If both WAN1 and port2 (shown in diagram) are suppose to be on the same subnet, I would consider just adding a secondary IP to WAN1 and route through that to the server on port2.  Alternately, create either a hard or soft switch combining WAN1 and port2... but I don't like this method because of the CPU load on the Fortiate (if it is a soft switch).

 

Closest real life situation I have encountered to Leif's request was installing VC units (that needed pubic IP addresses) in sites we have deployed Fortiates at -- in those cases we just install a small network switch between the Fortigate and WAN device -- we then connected the VC unit to another port on the same switch.

 

NSE4/FMG-VM64/FortiAnalyzer-VM/6.0 (FWF30E/FW92D/FGT200D/FGT101E/FGT81E)/ FAP220B/221C

ede_pfau
Esteemed Contributor III

I wonder why nobody mentioned that routing only occurs between different networks, per definition. And the FGT is in Routing/NAT mode.

 

There have already 2 solutions been proposed:

- use a small switch in front of the FGT,  feeding the FGT WAN port and the device needing the public IP address

- create a transparent VDOM

 

If you want the traffic to be protected you will have to use the VDOM approach. This isn't really difficult and done in 10 minutes. At least less time than this thread is already going on...just my 2 ct.


Ede

"Kernel panic: Aiee, killing interrupt handler!"
Jan_Scholten
Contributor

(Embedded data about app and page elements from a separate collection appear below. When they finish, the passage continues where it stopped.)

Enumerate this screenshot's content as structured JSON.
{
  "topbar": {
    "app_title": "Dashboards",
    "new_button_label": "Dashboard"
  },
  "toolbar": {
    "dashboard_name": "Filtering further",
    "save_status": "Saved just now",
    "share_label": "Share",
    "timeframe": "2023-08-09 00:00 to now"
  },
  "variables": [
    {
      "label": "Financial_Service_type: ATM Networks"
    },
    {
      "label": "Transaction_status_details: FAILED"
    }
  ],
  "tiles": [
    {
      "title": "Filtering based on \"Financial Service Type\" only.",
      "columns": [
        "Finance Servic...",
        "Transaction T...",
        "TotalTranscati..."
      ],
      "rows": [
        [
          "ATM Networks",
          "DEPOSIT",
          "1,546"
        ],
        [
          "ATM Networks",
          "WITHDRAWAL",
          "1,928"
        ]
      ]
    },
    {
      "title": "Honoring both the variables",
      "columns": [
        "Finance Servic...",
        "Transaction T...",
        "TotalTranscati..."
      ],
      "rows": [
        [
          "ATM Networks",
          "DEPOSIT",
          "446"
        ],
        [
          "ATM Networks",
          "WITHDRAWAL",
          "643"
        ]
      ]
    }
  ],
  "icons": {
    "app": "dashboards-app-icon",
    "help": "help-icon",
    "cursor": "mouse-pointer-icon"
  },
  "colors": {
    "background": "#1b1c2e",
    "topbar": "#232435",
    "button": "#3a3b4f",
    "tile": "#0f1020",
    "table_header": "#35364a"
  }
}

I do not really get the issue.. creating overlapping subnets sounds like a pain in the eh... 

 

Most of the time i am asked for a similar solution, you can either convince the people that a natted address is fine, as they need a device being reachable by the offical IP, but do need to have the offical IP configured at the device.

 

Therefore instead of 192.168.1.3 you give a 172.16.1.1 and map this IP to the offical/public IP.

 

If they insist on a public ip configured at device level you simply can't have the (nat) firewall in between -> a internet Switch (or a VLAN on a existing switch) depending on your needs/security policys (e.g. Internet traffic may not reside on the same switch even if vlan sepearted) should do.

 

 

 

 

leif
New Contributor

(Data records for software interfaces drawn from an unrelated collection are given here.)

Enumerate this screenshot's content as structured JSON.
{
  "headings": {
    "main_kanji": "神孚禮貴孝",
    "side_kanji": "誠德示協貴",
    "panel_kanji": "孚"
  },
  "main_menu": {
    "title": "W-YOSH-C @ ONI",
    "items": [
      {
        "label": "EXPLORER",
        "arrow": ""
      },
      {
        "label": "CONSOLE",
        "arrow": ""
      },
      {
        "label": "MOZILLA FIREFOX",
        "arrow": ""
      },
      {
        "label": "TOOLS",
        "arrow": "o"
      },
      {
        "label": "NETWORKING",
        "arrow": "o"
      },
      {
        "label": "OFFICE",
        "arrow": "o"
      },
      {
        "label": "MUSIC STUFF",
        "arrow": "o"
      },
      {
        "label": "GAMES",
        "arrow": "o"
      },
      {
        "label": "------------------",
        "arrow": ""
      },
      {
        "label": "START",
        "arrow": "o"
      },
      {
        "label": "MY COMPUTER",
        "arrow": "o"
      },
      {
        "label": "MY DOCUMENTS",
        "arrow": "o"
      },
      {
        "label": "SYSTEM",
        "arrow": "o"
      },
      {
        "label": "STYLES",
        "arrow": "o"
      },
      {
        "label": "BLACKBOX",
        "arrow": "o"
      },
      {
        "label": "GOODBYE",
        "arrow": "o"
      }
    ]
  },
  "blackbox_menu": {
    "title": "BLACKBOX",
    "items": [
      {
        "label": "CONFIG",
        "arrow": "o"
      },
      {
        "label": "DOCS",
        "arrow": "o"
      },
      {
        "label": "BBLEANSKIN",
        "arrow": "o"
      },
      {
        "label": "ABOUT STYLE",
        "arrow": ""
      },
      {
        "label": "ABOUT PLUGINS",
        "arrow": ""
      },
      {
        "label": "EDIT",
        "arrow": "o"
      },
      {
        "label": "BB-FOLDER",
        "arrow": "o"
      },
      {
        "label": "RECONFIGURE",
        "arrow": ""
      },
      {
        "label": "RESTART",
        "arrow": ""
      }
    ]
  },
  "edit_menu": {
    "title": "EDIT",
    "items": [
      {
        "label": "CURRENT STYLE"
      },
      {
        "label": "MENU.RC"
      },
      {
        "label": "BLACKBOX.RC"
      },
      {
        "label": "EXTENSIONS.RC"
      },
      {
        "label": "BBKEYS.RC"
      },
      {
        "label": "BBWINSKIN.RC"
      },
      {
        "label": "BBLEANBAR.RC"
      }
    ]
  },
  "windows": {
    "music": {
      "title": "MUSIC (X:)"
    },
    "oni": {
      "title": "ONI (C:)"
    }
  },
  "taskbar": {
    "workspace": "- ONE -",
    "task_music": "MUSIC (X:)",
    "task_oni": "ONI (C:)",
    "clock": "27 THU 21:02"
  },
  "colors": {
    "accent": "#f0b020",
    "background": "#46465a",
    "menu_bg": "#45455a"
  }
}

Really thanks for all your answers! 

 

So why do I want't this? Well, it's a learning by doing, one has to fail (or learn by others faults) to get the knowledge of why and how. And I do agree that subnet overlapping doesn't sound like a good idea. I just thought that the fortigate could route without NAT and it wouldn't be this messy.

 

In the end it sounds like I should use the vdom (or vodka as my autocorrection says) and use a tagged vlan to the wan as suggested above (the solution that we uses today).

 

It feels that all of you got a solid amount of experience witch I seems to lack. Well, I'll get there hopefully one day. Just have to study more...

 

Oh, and no, I didn't get it to work even when I activated the subnet overlapping. I write that to my fault, and I guess it would have worked if I just could figure out how. Though I'm now scratching this design, and will start all over again :)